View our latest analysis for Zuora

Given that Zuora didn't make a profit in the last twelve months, we'll focus on revenue growth to form a quick view of its business development. Generally speaking, companies without profits are expected to grow revenue every year, and at a good clip. As you can imagine, fast revenue growth, when maintained, often leads to fast profit growth.

In the last twelve months, Zuora increased its revenue by 31%. That's definitely a respectable growth rate. Meanwhile, the share price is down 40% over twelve months, which is disappointing given the progress made. You might even wonder if the share price was previously over-hyped. However, that's in the past now, and it's the future that matters most.

The image below shows how earnings and revenue have tracked over time (if you click on the image you can see greater detail).

NYSE:ZUO Income Statement, July 18th 2019

Take a more thorough look at Zuora's financial health with this free report on its balance sheet.

A Different Perspective

While Zuora shareholders are down 40% for the year, the market itself is up 5.7%. However, keep in mind that even the best stocks will sometimes underperform the market over a twelve month period. The share price decline has continued throughout the most recent three months, down 19%, suggesting an absence of enthusiasm from investors. Basically, most investors should be wary of buying into a poor-performing stock, unless the business itself has clearly improved. Most investors take the time to check the data on insider transactions. You can click here to see if insiders have been buying or selling.

But note: Zuora may not be the best stock to buy. So take a peek at this free list of interesting companies with past earnings growth (and further growth forecast).

Please note, the market returns quoted in this article reflect the market weighted average returns of stocks that currently trade on US exchanges.

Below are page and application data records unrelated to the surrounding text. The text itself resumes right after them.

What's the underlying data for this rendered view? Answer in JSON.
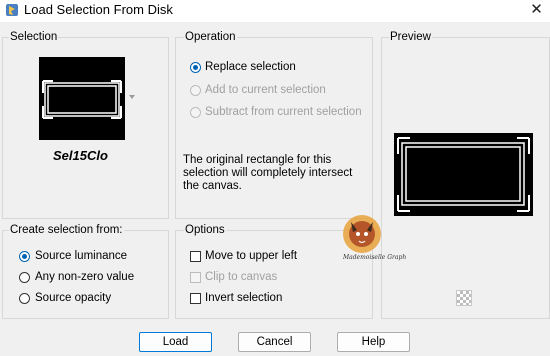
{
  "window": {
    "title": "Load Selection From Disk",
    "close_glyph": "✕"
  },
  "selection": {
    "label": "Selection",
    "preset_name": "Sel15Clo",
    "dropdown_icon": "chevron-down-icon"
  },
  "operation": {
    "label": "Operation",
    "options": [
      {
        "label": "Replace selection",
        "checked": true,
        "enabled": true
      },
      {
        "label": "Add to current selection",
        "checked": false,
        "enabled": false
      },
      {
        "label": "Subtract from current selection",
        "checked": false,
        "enabled": false
      }
    ],
    "description_lines": [
      "The original rectangle for this",
      "selection will completely intersect",
      "the canvas."
    ]
  },
  "preview": {
    "label": "Preview",
    "toggle_icon": "checker-icon",
    "watermark_text": "Mademoiselle Graph"
  },
  "create_from": {
    "label": "Create selection from:",
    "options": [
      {
        "label": "Source luminance",
        "checked": true
      },
      {
        "label": "Any non-zero value",
        "checked": false
      },
      {
        "label": "Source opacity",
        "checked": false
      }
    ]
  },
  "options": {
    "label": "Options",
    "items": [
      {
        "label": "Move to upper left",
        "checked": false,
        "enabled": true
      },
      {
        "label": "Clip to canvas",
        "checked": false,
        "enabled": false
      },
      {
        "label": "Invert selection",
        "checked": false,
        "enabled": true
      }
    ]
  },
  "buttons": {
    "load": "Load",
    "cancel": "Cancel",
    "help": "Help"
  },
  "colors": {
    "accent": "#0063b1",
    "default_button_border": "#0078d7",
    "disabled_text": "#a0a0a0",
    "group_border": "#d7d7d7"
  }
}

We aim to bring you long-term focused research analysis driven by fundamental data. Note that our analysis may not factor in the latest price-sensitive company announcements or qualitative material.

If you spot an error that warrants correction, please contact the editor at editorial-team@simplywallst.com. This article by Simply Wall St is general in nature. It does not constitute a recommendation to buy or sell any stock, and does not take account of your objectives, or your financial situation. Simply Wall St has no position in the stocks mentioned. Thank you for reading.